Heart Tokushima is a no-kill animal shelter run by Susan Mercer and Hitoshi Tojo outside of Tokushima City, Japan. It is hard to believe that a volunteer-run animal shelter in rural Shikoku could take care of 250+ animals, sometimes more, and both receive them and send them all over Japan. Some animal adoptions have also been arranged with people who moved to other countries after living in Japan. They have found homes for more than 1500 animals according to Mercer. That is amazing!
To go from rescuing one little kitten to running an animal shelter requires a lot of determination and dedication, especially in Japan where the concepts of volunteerism and charities are not well known. It is interesting to note that some volunteers are local residents who love animals, but some volunteers are from other countries. They come from all over the world to give their time. (More information on volunteering can be found on Heart's website.) Heart Tokushima does a lot of work with very little money.
How did I get involved in all this? Susan Mercer and I had a chat one day, and I had this crazy idea that I could help more by creating artwork that could be used for publicity or fundraising purposes. I thought that any PR would be worth more than my donating enough money to buy a few bags of cat food or kitty litter and hopefully the sale of the artwork would also bring more in donations than what I could afford to give by myself. As a result, I became an artist in residence at Heart for a few days.
To be honest, I had no idea about how many animals they took care of or what the facilities were like. I did not know how many people worked there as volunteers or paid staff, and I definitely did not know what all of these people did every day. It was an eye opener.
I had no idea where to even start. Mercer suggested that I spend the day at the shelter and perhaps focus on taking pictures of the cats.
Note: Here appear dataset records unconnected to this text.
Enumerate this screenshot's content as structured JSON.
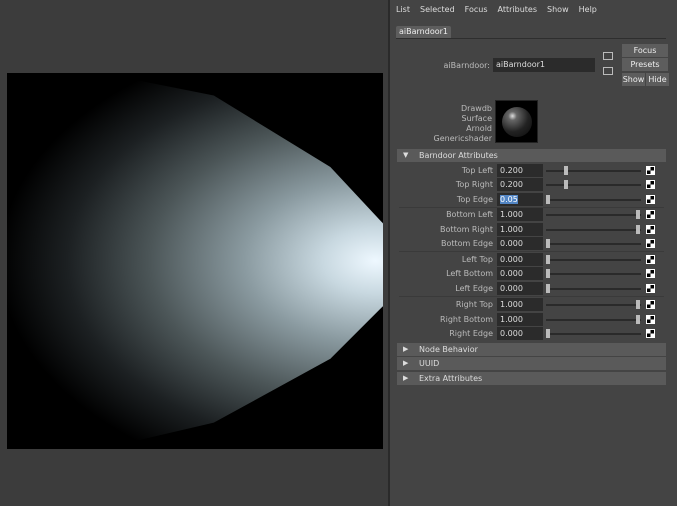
{
  "menu": [
    "List",
    "Selected",
    "Focus",
    "Attributes",
    "Show",
    "Help"
  ],
  "tab": "aiBarndoor1",
  "node": {
    "label": "aiBarndoor:",
    "value": "aiBarndoor1"
  },
  "buttons": {
    "focus": "Focus",
    "presets": "Presets",
    "show": "Show",
    "hide": "Hide"
  },
  "swatch_label": [
    "Drawdb",
    "Surface",
    "Arnold",
    "Genericshader"
  ],
  "section_title": "Barndoor Attributes",
  "attributes": [
    {
      "label": "Top Left",
      "value": "0.200",
      "fraction": 0.2
    },
    {
      "label": "Top Right",
      "value": "0.200",
      "fraction": 0.2
    },
    {
      "label": "Top Edge",
      "value": "0.05",
      "fraction": 0.0
    },
    {
      "label": "Bottom Left",
      "value": "1.000",
      "fraction": 1
    },
    {
      "label": "Bottom Right",
      "value": "1.000",
      "fraction": 1
    },
    {
      "label": "Bottom Edge",
      "value": "0.000",
      "fraction": 0
    },
    {
      "label": "Left Top",
      "value": "0.000",
      "fraction": 0
    },
    {
      "label": "Left Bottom",
      "value": "0.000",
      "fraction": 0
    },
    {
      "label": "Left Edge",
      "value": "0.000",
      "fraction": 0
    },
    {
      "label": "Right Top",
      "value": "1.000",
      "fraction": 1
    },
    {
      "label": "Right Bottom",
      "value": "1.000",
      "fraction": 1
    },
    {
      "label": "Right Edge",
      "value": "0.000",
      "fraction": 0
    }
  ],
  "collapsed_sections": [
    "Node Behavior",
    "UUID",
    "Extra Attributes"
  ]
}
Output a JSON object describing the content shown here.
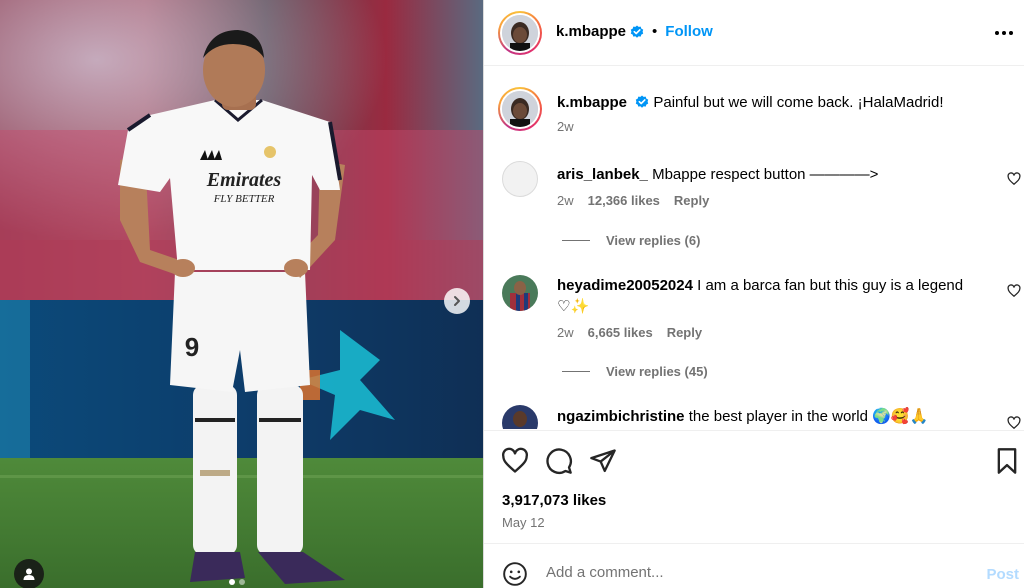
{
  "post": {
    "username": "k.mbappe",
    "follow_label": "Follow",
    "separator": "•",
    "caption": {
      "username": "k.mbappe",
      "text": "Painful but we will come back. ¡HalaMadrid!",
      "time": "2w"
    },
    "likes": "3,917,073 likes",
    "date": "May 12"
  },
  "comments": [
    {
      "username": "aris_lanbek_",
      "text": "Mbappe respect button ————>",
      "time": "2w",
      "likes": "12,366 likes",
      "reply_label": "Reply",
      "view_replies": "View replies (6)"
    },
    {
      "username": "heyadime20052024",
      "text": "I am a barca fan but this guy is a legend",
      "text_line2": "♡✨",
      "time": "2w",
      "likes": "6,665 likes",
      "reply_label": "Reply",
      "view_replies": "View replies (45)"
    },
    {
      "username": "ngazimbichristine",
      "text": "the best player in the world 🌍🥰🙏"
    }
  ],
  "add_comment": {
    "placeholder": "Add a comment...",
    "post_label": "Post"
  },
  "photo": {
    "jersey_sponsor": "Emirates",
    "jersey_sponsor_line2": "FLY BETTER",
    "shorts_number": "9"
  },
  "colors": {
    "accent": "#0095f6",
    "verified": "#0095f6",
    "muted": "#737373",
    "post_disabled": "#b3dbff"
  }
}
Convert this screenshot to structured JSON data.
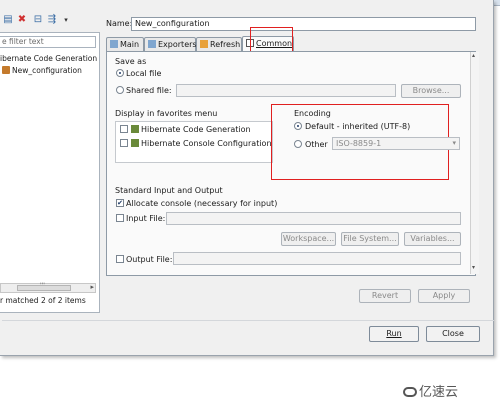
{
  "left": {
    "filter_placeholder": "e filter text",
    "tree_items": [
      "ibernate Code Generation",
      "New_configuration"
    ],
    "matched": "r matched 2 of 2 items",
    "scroll_marker": "'''"
  },
  "name": {
    "label": "Name:",
    "value": "New_configuration"
  },
  "tabs": [
    "Main",
    "Exporters",
    "Refresh",
    "Common"
  ],
  "save_as": {
    "title": "Save as",
    "local": "Local file",
    "shared": "Shared file:",
    "browse": "Browse..."
  },
  "favorites": {
    "title": "Display in favorites menu",
    "items": [
      "Hibernate Code Generation",
      "Hibernate Console Configuration"
    ]
  },
  "encoding": {
    "title": "Encoding",
    "default": "Default - inherited (UTF-8)",
    "other": "Other",
    "other_value": "ISO-8859-1"
  },
  "std_io": {
    "title": "Standard Input and Output",
    "allocate": "Allocate console (necessary for input)",
    "input_file": "Input File:",
    "workspace": "Workspace...",
    "file_system": "File System...",
    "variables": "Variables...",
    "output_file": "Output File:"
  },
  "actions": {
    "revert": "Revert",
    "apply": "Apply",
    "run": "Run",
    "close": "Close"
  },
  "brand": "亿速云",
  "colors": {
    "highlight_red": "#e02020",
    "accent": "#1f3b66"
  }
}
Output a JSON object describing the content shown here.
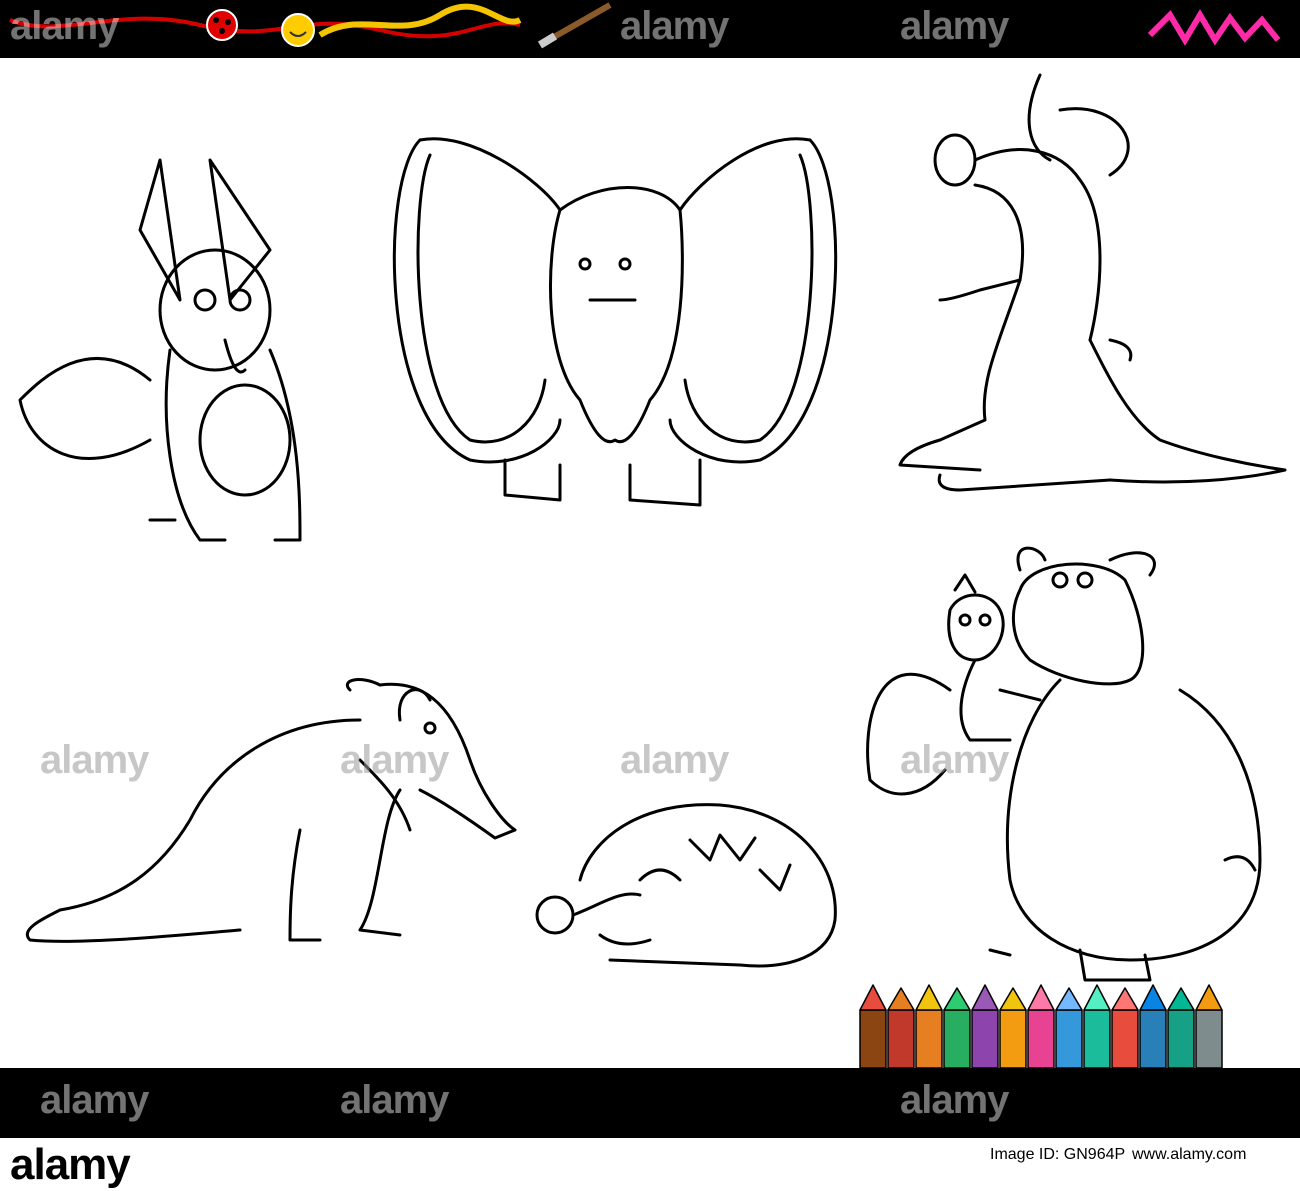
{
  "watermarks": {
    "brand": "alamy"
  },
  "footer": {
    "logo": "alamy",
    "image_id": "Image ID: GN964P",
    "url": "www.alamy.com"
  },
  "colors": {
    "bar": "#000000",
    "pencils": [
      "#8b4513",
      "#c0392b",
      "#e67e22",
      "#2ecc71",
      "#27ae60",
      "#8e44ad",
      "#f1c40f",
      "#e84393",
      "#d35400",
      "#3498db",
      "#1abc9c",
      "#9b59b6",
      "#e74c3c",
      "#f39c12",
      "#2980b9",
      "#16a085",
      "#c0392b",
      "#7f8c8d"
    ]
  }
}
With hindsight, that makes sense because I am more familiar with handling cats than dogs. Even knowing that, it was difficult to know where to start because I did not want to get in the way of the volunteers doing their jobs and I had no clue of where the cats were. The lot is rather large and filled with small buildings and shelters scattered throughout. Doors had locks, and the shelter naturally had rules and procedures to ensure the safety of everyone, including the animals. I decided that asking where the cats were kept was the best way for me to be useful and to get out of everyone's way. I later walked a few dogs, tried to be useful around the house, and after getting settled, worked on some drawings in one of the catteries—it had wall space and natural lighting.
This particular photo is a detail of an oil-pastel drawing on polyester brocade. I decided to draw Aiko, a blind dog that lives with the owners of the shelter. She is available for adoption and has a sweet personality. She gets along with other dogs as well as children but growls when she eats to ensure that nobody tries to take her food. Aiko cannot see you but she can smell you. Give her some warning, talk to her, and then give her some good head rubs.
The three panels will hopefully be in an exhibit either in Kansai or Kanto and then probably sold at an auction (or privately upon request) to raise money for Heart Tokushima. I thought that this would be better for them than simply making a donation since they can use it to increase awareness and raise money, hopefully more than I have already donated. Their website is currently under construction, but their Facebook page is active: https://www.facebook.com/hearttokushima/.
Visual/verbal Canadian artist/editor/translator in Japan. Analogue in a digital age.